Does any serious person really think that Trump would have practiced such negligence if the citizens who were suffering weren’t brown? Or if, they'd had the political clout in Congress of Texas or Florida?
Trump defends himself against such charges by arguing that race and ethnicity are not factors if he doesn’t mention them. That was his line when he let loose on the professional football players, most of whom were black, who knelt during the National Anthem to protest the state of blacks in America, particularly the pattern of police killing unarmed blacks with impunity. At a rally in Alabama, Trump declared, “Wouldn’t you love to see one of these NFL owners, when somebody disrespects our flag, to say, ‘Get that son of a bitch off the field right now. Out! He’s fired. He’s fired!’” The virtually all-white crowd gave his words a long, loud cheer. He virtually advocated a boycott of the NFL. He ignored the issues the players were addressing, and he ignored the enormous contributions that many make in poor neighborhoods across the country.

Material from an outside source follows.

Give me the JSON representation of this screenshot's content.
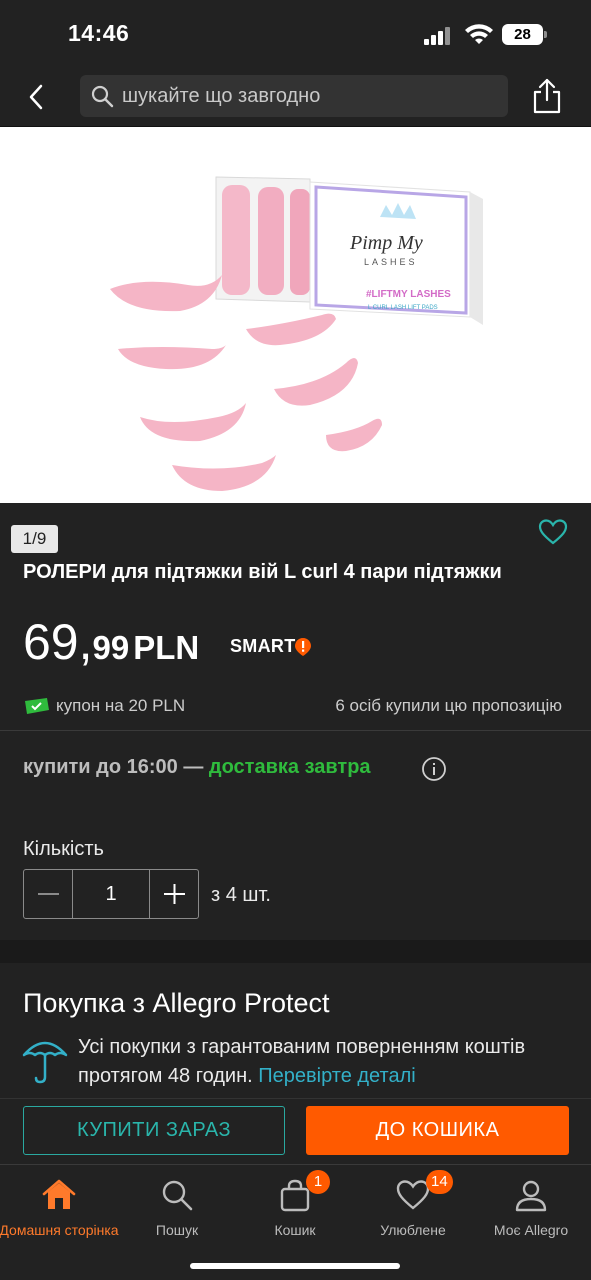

Trump voters often take umbrage at being called racists for supporting this racist. But they can’t escape so easily. His crude bigotry was entirely evident during the campaign. Indeed, it was a keystone of his campaign. As everyone must remember, when he announced his run in June 2015, he said of Mexicans, “They’re bringing drugs. They’re bringing crime. They’re rapists. And some, I assume, are good people.” Again and again as he bashed immigrants, crowds of his supporters—almost all of them white—roared their approval.
The gravitational pull of his bigotry seems to overpower decency and sound judgment, not to mention the country’s interests. He has facilitated the coalescing of neo-Nazi, Ku Klux Klan, and other white supremacist movements and gave light to the sickest tendencies in American society after a white supremacist march in Charlottesville, Virginia last August. He equivocated after thousands of torch-bearing whites carried swastikas and banners reading, “Jews will not replace us,” and one of their number rammed a vehicle into a crowd of counter-protesters, killing a young woman and injuring 19.
He blamed both the white nationalists and the counter-protesters for violence and said, “You also had some very fine people on both sides.” David Duke, the former KKK leader, praised the president’s statement. In ensuing days, Trump finally condemned the Klan and neo-Nazis, but he could not erase the stain of his first statement.
The examples keep coming to the surface. In an Oval Office meeting with officials last year, Trump was said by some present to have decried the admission of “Haitians to the country,” The New York Times reported, “saying that they all had AIDS, as well as Nigerians, who he said would never go back to their ‘huts.’”
Now, this week, we have his slur against a large swath of the world, telling a Congressional delegation trying to work out immigration reform that he didn’t want people from “shithole countries” like Haiti and African nations but would rather have immigrants from Norway. It’s a safe bet that he was thinking of the blond, blue-eyed Christians from Norway, not Muslim immigrants who live there.
Democratic Senator Richard J. Durbin of Illinois, who was present, told reporters that Trump had repeatedly said “things which were hate-filled, vile, and racist.”
Hours later, Trump signed a declaration honoring Martin Luther King Jr. Day.